    Wow, the whole city is filled with "radical," "experimental," two-way protected bike lanes.

  • Anonymous

    Wait, a citizen on a bike is as important as one in a car?  That can't be true.  How are cyclists supposed to learn valuable "lessons" or be "served right" if people can't run them over with cars and trucks? It's really just cheating the cyclists out of those important, character building benefits.

  • http://walkbikejersey.blogspot.com/ Andy B from Jersey

    Wow!  From the initial screen capture I was expecting to be underwhelmed but I wasn't at all from what Elizabeth showed us.  Very nice! 

    Quite a few bollards though.  I'd be worried about crashing into those.

  • http://www.greenidea.eu Green_Idea_Factory

    What is the bike modal split in regards to gender? 5% in such a huge city is a lot of people but it's also a very diverse city as Peñalosa says directly: That path connects rich and poor but how many rich and how many poor people cycle for transportation?

  • Esteban

    Bogota is such an amazing city that often times gets overlooked by Buenos Aires, Santiago, Sao Paulo, etc. Wonderful initiative.

  • http://karenlynnallen.blogspot.com/ Karen Lynn Allen

    "When we build very high quality bicycle infrastructure, besides protecting bicyclists, this is a powerful symbol that shows that citizen on a $30 bicycle is equally as important to one in a $30,000 car."

    Democracy in action.

  • Bogota Cyclist

    If you actually used these lane everyday you'd know that they are dangerous and it is safer to ride in traffic than on the cicloruta.  More people are riding bikes, not because of the lanes, but because having half the cities main arterial roads dug up to build an inefficient mass transport system means that the bus takes 2 hours longer than a bicycle.  People are willing to risk their safety in horrendous traffic to save up to 3 hours a day in commuting.

  • Anonymous

    whoa, bikes cost $30 in bogota?

  • Dawg

    Would be interesting to know the history of the development of Bogota.

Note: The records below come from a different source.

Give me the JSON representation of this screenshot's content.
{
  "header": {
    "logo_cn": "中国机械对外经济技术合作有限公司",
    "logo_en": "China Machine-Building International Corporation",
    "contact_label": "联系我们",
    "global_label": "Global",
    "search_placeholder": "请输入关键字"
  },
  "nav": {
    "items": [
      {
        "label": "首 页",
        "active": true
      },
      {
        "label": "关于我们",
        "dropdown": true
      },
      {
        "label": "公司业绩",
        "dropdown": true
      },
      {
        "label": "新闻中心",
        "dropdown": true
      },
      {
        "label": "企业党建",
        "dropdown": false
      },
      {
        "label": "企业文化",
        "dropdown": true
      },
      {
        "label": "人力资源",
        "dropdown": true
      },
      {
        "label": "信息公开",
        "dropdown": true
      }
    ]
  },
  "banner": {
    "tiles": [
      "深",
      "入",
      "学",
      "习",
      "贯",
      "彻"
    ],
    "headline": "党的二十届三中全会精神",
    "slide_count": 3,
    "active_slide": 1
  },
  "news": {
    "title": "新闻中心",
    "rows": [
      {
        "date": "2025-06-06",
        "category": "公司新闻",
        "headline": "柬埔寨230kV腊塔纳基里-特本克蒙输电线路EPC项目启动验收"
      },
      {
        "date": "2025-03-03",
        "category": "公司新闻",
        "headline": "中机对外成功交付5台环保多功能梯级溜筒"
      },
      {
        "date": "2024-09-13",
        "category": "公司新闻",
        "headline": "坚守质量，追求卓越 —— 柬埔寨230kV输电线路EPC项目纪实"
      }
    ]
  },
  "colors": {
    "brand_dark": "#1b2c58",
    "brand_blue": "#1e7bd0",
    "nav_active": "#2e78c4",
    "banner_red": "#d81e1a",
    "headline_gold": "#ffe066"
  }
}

Most of the streets shown in the film look HUGE (i.e. pretty easy to add bike paths). This model could apply to many of the suburban-style cities in the US, but probably not the denser cities like NYC, SF, Philly, etc.

  • Anonymous

    Great video.  I need to promote this.

  • http://twitter.com/ReneAriza René Ariza


  • http://twitter.com/ReneAriza René Ariza

    Here in Bogotá, there are plenty of bike paths, yes. But, unfortunately, they are not as used as they could, due to -mainly- urban violence: robbery, theft and the like. Bogotá is not Copenhaguen. This issue, the social context in which the bike paths were laid out, is yet to be addressed.

  • Grinch

    I grew up in Bogota and I think
    infrastructure for bicycles has improved over the last 15 years,
    there are definitely more cycle lanes these days. However, they do
    require ongoing maintenance. I don't think that has been happening
    in poorer neighbourhoods, where cycling lanes are very run down,
    which makes it unsafe for cycling- no wonder a lot of cyclists end
    up riding on the road instead-. In contrast, cycling lanes in
    more affluent and wealthy areas are better maintained, just a
    reflection of social inequality in Colombia. It is all very well
    for these guys in the urban development departments, who I wonder
    how much cycling do around the whole city, to be proud of them,
    because there is reason to be. But, it is also important to be
    critical and to realise that there is still room to improve.

  • http://www.linkedin.com/pub/chris-morfas/2a/482/610/ Chris Morfas

    Prior to the installation of Bogota's many bollards, cars had taken to parking on sidewalks and other inappropriate places.

  • http://www.linkedin.com/pub/chris-morfas/2a/482/610/ Chris Morfas

    Bogota really is a fascinating experiment in bikeway design, with certain paths working much better than others.